many societies around the world where religious differences have boiled into
armed conflict, young people are at particular risk. Often, they are recruited by religious extremists to join in
terror campaigns against rival religious communities. But as we hear from in
this report written by VOA's Mohamed Elshinnawi, a growing interfaith youth
movement is working to counter the extremists, and to give young people the
tools and training they need to build more peaceful, tolerant societies.
its headquarters in the midwestern city of Chicago, a private organization
known as the Interfaith Youth Core is training what it hopes will be tomorrow's
peace-makers. The not-for-profit
American group teaches young people how to build bridges of friendship and
understanding across cultures and faiths.
It provides leadership training, program funding and support for
networking projects among groups of young people around the world.
Muslims at Forefront of Interfaith Youth Movement in U.S.
Eboo Patel, a well-known Muslim and social activist in the United States, is
the founder and director of Interfaith Youth Core. He says young American
Muslims are at the forefront of the interfaith youth movement.
use it as an opportunity to manifest the peace-building commands within
Islam," Patel says. "They use it as an opportunity to articulate
their very misunderstood religion in the world. And they use it as an
opportunity to get to know people from different backgrounds with whom they
share many values."
people comprise a large and growing percentage of the populations in many of
the most religiously volatile corners of the world. These are often places, says Patel, where traditional
socio-economic patterns are breaking down, where people from different
backgrounds and faiths are interacting more closely and competing for
influence, and where frictions are mounting between religious and civil law.
this turmoil, Patel says, it can be difficult for young people of faith to
understand the value of a pluralistic and tolerant society. He believes the interfaith youth movement
he's helping to build focuses on some essential truths: that people of all
faiths deserve to be treated with dignity and respect, and that there can be no
peace between nations without peace between religions.
Recruit for Peace in Middle East
Rizk is the founding member of the Forum for Development, Culture and Dialogue,
a private group based in Beirut, Lebanon, that specializes in conflict
resolution and religious dialogue.
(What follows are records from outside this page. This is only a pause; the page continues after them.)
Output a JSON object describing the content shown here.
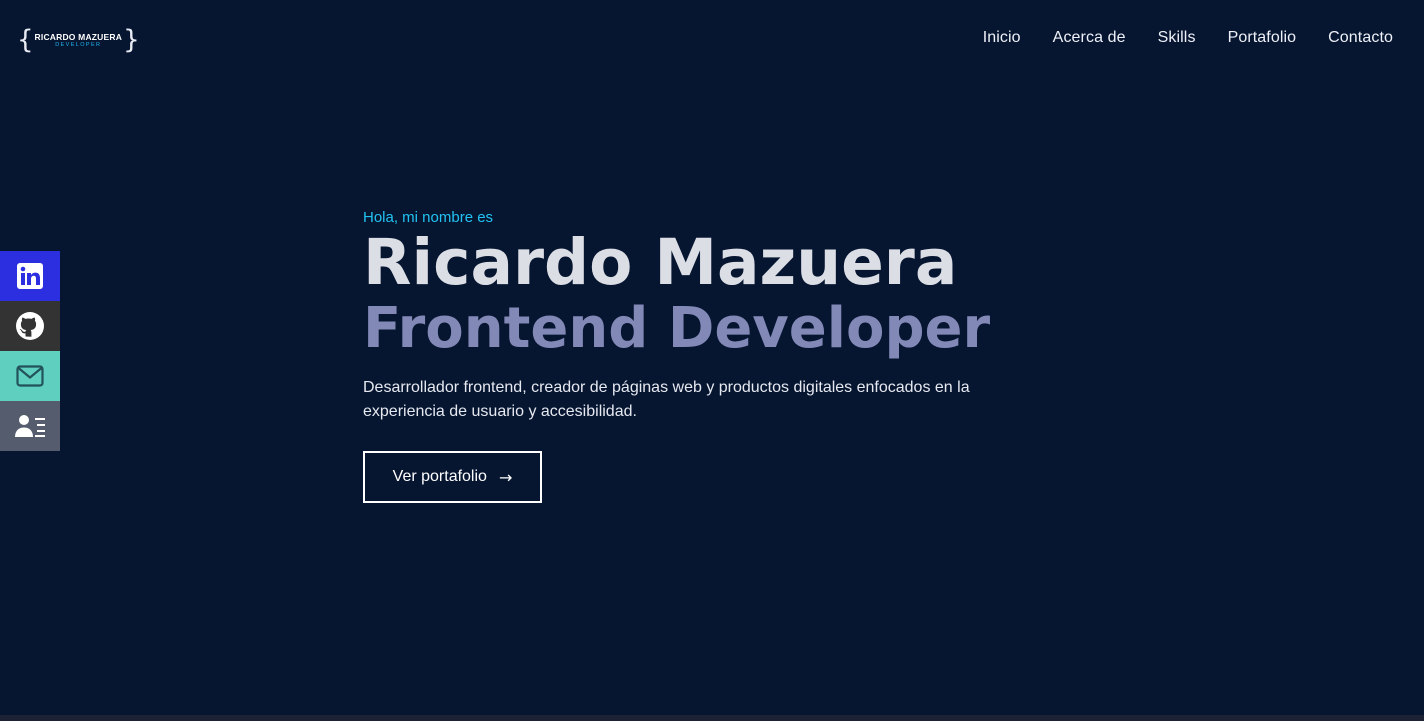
{
  "logo": {
    "name": "RICARDO MAZUERA",
    "sub": "DEVELOPER",
    "brace_open": "{",
    "brace_close": "}"
  },
  "nav": {
    "items": [
      {
        "label": "Inicio"
      },
      {
        "label": "Acerca de"
      },
      {
        "label": "Skills"
      },
      {
        "label": "Portafolio"
      },
      {
        "label": "Contacto"
      }
    ]
  },
  "social": {
    "items": [
      {
        "icon": "linkedin-icon",
        "color": "#2b2fe0"
      },
      {
        "icon": "github-icon",
        "color": "#333333"
      },
      {
        "icon": "mail-icon",
        "color": "#5fcfbf"
      },
      {
        "icon": "resume-icon",
        "color": "#545c6e"
      }
    ]
  },
  "hero": {
    "greeting": "Hola, mi nombre es",
    "name": "Ricardo Mazuera",
    "role": "Frontend Developer",
    "description": "Desarrollador frontend, creador de páginas web y productos digitales enfocados en la experiencia de usuario y accesibilidad.",
    "cta_label": "Ver portafolio",
    "cta_arrow": "→"
  },
  "colors": {
    "background": "#061530",
    "accent": "#22c3f2",
    "role_text": "#8289b7",
    "name_text": "#dcdee5"
  }
}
Rizk believes the interfaith youth movement
has been an important counter-strategy against extremist recruiters.
[interfaith] youth movement can actually recruit them for peace
initiatives," he says. "We
can provide models for co-existence in different parts of the world; then
clearly that would be a help to peace in the future.
says the movement's belief in religious pluralism is a key part of its efforts
to help defuse seemingly intractible conflicts in the Middle East and
we are talking about relationships between Muslims and Christian young people.
In another instance we are talking about relationships between Sunnis &
Shias," Rizk says. "I think there will come a time, hopefully, when
there is peace in the Middle East that we can expand to include Muslims and
Christians and Jews."
Out to Young European Muslims
U.S government, too, recognizes the importance of this interfaith youth
movement. Farah Pandith is a specialist
with the U.S. State Department's Bureau of European and Eurasian Affairs. Her
office works with young European Muslims interested in studying the American
model of religious pluralism.
is hopeful that they are "sharp enough and strong enough when they are
dealing with their identity problem, and they are being told that they cannot
belong, they are being told they are different, and they are being told that
the Jews and the Christians are not their friends, that they have the ability
to be able to push back against that insane ideology."
believes that educating young Muslims in Europe and elsewhere, as they struggle
to find their identities in today's chaotic world, can help them appreciate the
value of peaceful interfaith dialogues, and so better resist the lure of